Chairman LoRenzo Bates even went as far as to ask the Special Events section to define the Fair’s purpose.
The Navajo Parks and Recreation Department – Special Events’ position is that the Navajo Nation Fair is an event for the people and always has been.
“We are a non-profit event,” explained Fair Manager Norma Bowman. “With any event that is non-for-profit and is as large as the Navajo Nation Fair, there is a risk of losing money.”
“We just feel that with the addiction, poverty and societal indifference that the Navajo people face every day, we owe it to them to put on the best show possible. We’ll just have to keep our costs in check.”
To prove that the Fair is for the people, the Special Events section has announced that it will be providing several free and discounted nights of entertainment. Starting on Tuesday, September 7 at 8 pm, Christian rock bands Mercy Me and Addison Road will be putting on a free concert at the DCJ Memorial Arena, and Wednesday the hit comedy show “49 Laughs” will be performing for a discounted price of $2.
On Thursday at 9:30 pm, Earl Thomas Conley will be putting on a show after the Championship Bull Riding for tickets priced at only $10. If patrons wanted to see both the CBR and Earl Thomas Conley, tickets are going for $20 for adults and $10 for seniors and children.
Ronnie Milsap is performing Friday night, after the first performance of the Indian Rodeo, at 9:30 pm and his tickets are going for $20 for adults and $10 for seniors and children.
The Special Events section has been able to discount their prices because there are a large number of private sponsors contributing to this year’s Fair according to Economic Development Specialist Ira Vandever.
“Despite all the negative energy that was thrown our way with the audit release last month, people are starting to realize that we are correcting the findings that the audit revealed,” stated Vandever.

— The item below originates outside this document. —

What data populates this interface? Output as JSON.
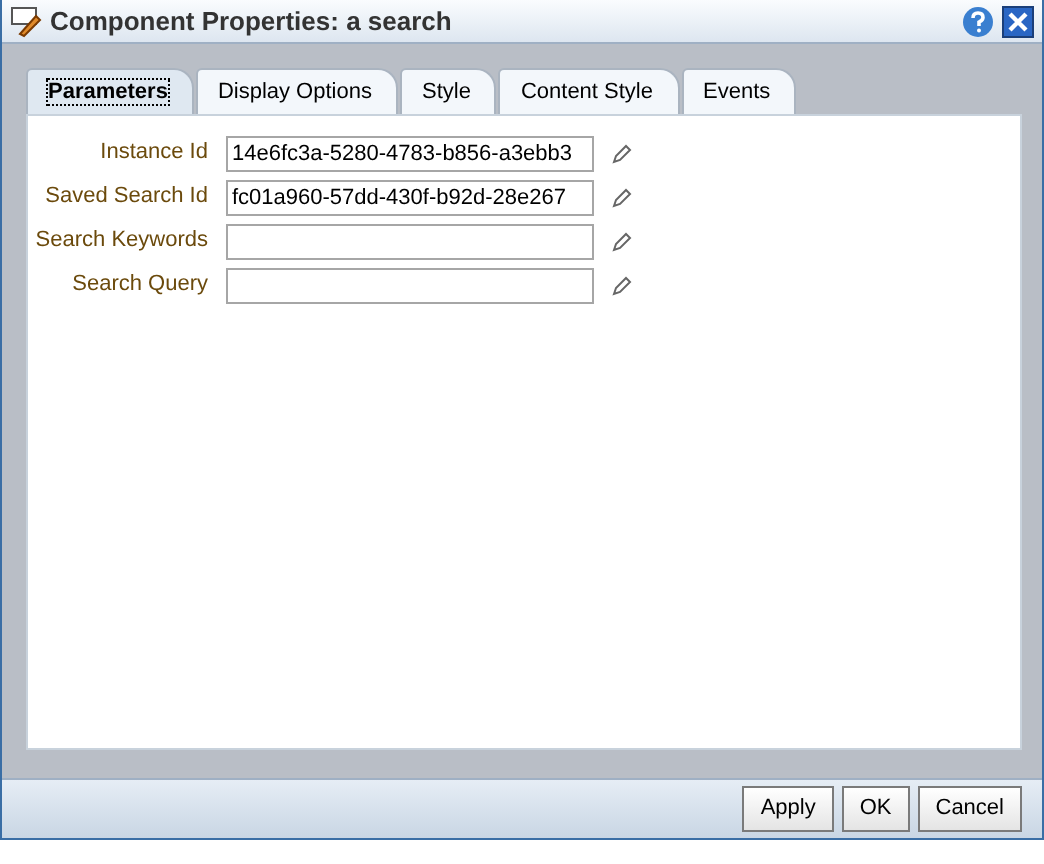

“We are taking a smarter approach to the Fair this year, really stressing the idea of being Navajo. There is an identity crisis that is sweeping across our land, and Thoreau is a perfect example. Our children need something to believe in, a solid foundation to stand on.”
“We need the Fair now more than ever to remind ourselves of who we are, or at least find a common ground to stand on. That remains the age old question, ‘Who are we?’”
The 64th Annual Navajo Nation Fair is September 6 – 12, 2010.
For additional information please visit www.navajonationfair.com or call the Special Events Office at 928.871.7053.
9.2.10 Special Events encourages people to “Be Navajo” at Nation’s Fair
9.1.10 Parade falls in line for Navajo Nation Fair
9.1.10 Last chance for baby contest
9.1.10 New age of Natives set to display talents at Navajo Nation Fair
8.3.10 Navajo Nation Fair gets Christian with low prices
6.22.10 Special Review of the 2008 and 2009 Navajo Nation Fair “Constructive Criticism”
6.14.10 A Fair for the People